- James Gregory
A prominent American soccer journalist has died while covering the World Cup matches in Qatar.
Grant Wahl, 48, felt tired at the start of extra time in the Argentina-Netherlands match on Friday night. Initial reports indicate that he may have suffered a heart attack, but this has not yet been officially confirmed.
Last month, Wal was briefly detained by Qatari authorities for trying to enter a stadium wearing a rainbow T-shirt, in support of gay rights.
The US Soccer Federation said in a statement that it was “heartbroken” by the news.
“Football fans and journalism of the highest quality knew we could always count on Grant to provide insightful and entertaining stories about our game and its key heroes,” he said.
In a tweet, Wahl’s wife, Celine Gunder, said she was in “total shock”, adding that she was “so grateful” for the support she had received from friends.
Wal celebrated his 48th birthday on Thursday with friends in Qatar, the day before his death.
He wrote on his website on Monday that he had not been feeling well for the past 10 days and had been taking antibiotics with suspected bronchitis.
“My body finally collapsed on me,” he wrote. “What had been a cold for the past 10 days turned into something much more severe on the night of the USA-Netherlands match, and I felt my upper chest take on a new level of pressure and discomfort.”
“I didn’t have COVID-19 (I get tested regularly here), but I went to the medical clinic and main media center today, and they said I probably had bronchitis.”
FIFA president Gianni Infantino said Wahl’s love for football was “tremendous”, adding that his reports would be “missed by all who follow the global game”.
Eulogies poured in from many prominent British journalists.
Henry Winter, chief football writer for The Times, told BBC News that Wahl’s death represented a “moment of despair” for football and the industry around the world.
“Anyone who met Grant immediately got excited about him,” he said. “He was so passionate about the game, so passionate about the industry.”
“He promoted soccer in the United States – perhaps one of the reasons they will be such good hosts for the World Cup in four years’ time is his passion, his writing and his intense enthusiasm for promoting the sport in his home country and also standing behind the men’s national team and the women’s national team.”
Winter also told the BBC how Wahl had spoken out about his plans to run for the FIFA presidency in 2011 – which were eventually withdrawn.
BBC Sport’s Dan Rowan said in a tweet: “Grant Wahl was a well-known and well-respected journalist and the accolades are testament to the esteem in which he is held.”
“We are shocked, saddened and heartbroken at the tragic passing of Grant Wahl. He was a kind and loving person whose passion for football and dedication to journalism was immeasurable,” NFL Commissioner Don Garber wrote on Twitter.

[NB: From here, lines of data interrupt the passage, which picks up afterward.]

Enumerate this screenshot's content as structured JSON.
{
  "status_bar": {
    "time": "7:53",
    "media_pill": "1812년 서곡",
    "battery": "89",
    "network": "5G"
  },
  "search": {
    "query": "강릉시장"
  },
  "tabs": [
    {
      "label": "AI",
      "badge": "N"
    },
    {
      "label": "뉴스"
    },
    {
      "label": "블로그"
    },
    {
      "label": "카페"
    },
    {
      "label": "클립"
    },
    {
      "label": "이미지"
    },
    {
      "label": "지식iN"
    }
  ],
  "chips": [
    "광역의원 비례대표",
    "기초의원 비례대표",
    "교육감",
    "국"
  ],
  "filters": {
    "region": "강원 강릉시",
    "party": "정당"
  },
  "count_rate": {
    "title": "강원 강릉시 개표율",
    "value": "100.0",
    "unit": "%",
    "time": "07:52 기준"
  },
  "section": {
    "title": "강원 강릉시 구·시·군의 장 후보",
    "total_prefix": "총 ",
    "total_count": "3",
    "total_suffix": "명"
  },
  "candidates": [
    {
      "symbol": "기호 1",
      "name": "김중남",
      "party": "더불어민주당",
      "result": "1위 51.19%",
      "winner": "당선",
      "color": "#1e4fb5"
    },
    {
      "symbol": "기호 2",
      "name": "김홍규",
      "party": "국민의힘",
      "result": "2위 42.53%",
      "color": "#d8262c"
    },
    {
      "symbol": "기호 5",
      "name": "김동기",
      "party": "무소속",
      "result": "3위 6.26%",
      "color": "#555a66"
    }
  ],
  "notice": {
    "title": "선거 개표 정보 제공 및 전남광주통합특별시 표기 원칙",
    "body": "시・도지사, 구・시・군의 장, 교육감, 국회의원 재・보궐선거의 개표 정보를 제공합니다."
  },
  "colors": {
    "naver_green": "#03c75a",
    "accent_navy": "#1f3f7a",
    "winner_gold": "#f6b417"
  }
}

US tennis icon Billie Jean King also paid tribute to Boal, calling him “an advocate for the LGBT community and a prominent voice for women’s football”.
A spokesman for the Qatari body responsible for planning the World Cup, the Supreme Committee for Delivery and Legacy, said: “We are deeply saddened by the death of American journalist Grant Wahl.”
“Grant was known for his great love of football,” he added.
“He felt tired at Lusail Stadium, during last night’s quarter-final match between Argentina and the Netherlands. He received immediate emergency medical treatment at the site, which continued while he was transported by ambulance to Hamad General Hospital.”
“We are in contact with the US Embassy and the relevant local authorities to ensure that the repatriation of the body is in accordance with the wishes of the family,” he said.
Earlier this week, Wahl received an award from Brazilian soccer legend Ronaldo for his reporting on eight consecutive World Cups, the first of which was in the United States in 1994.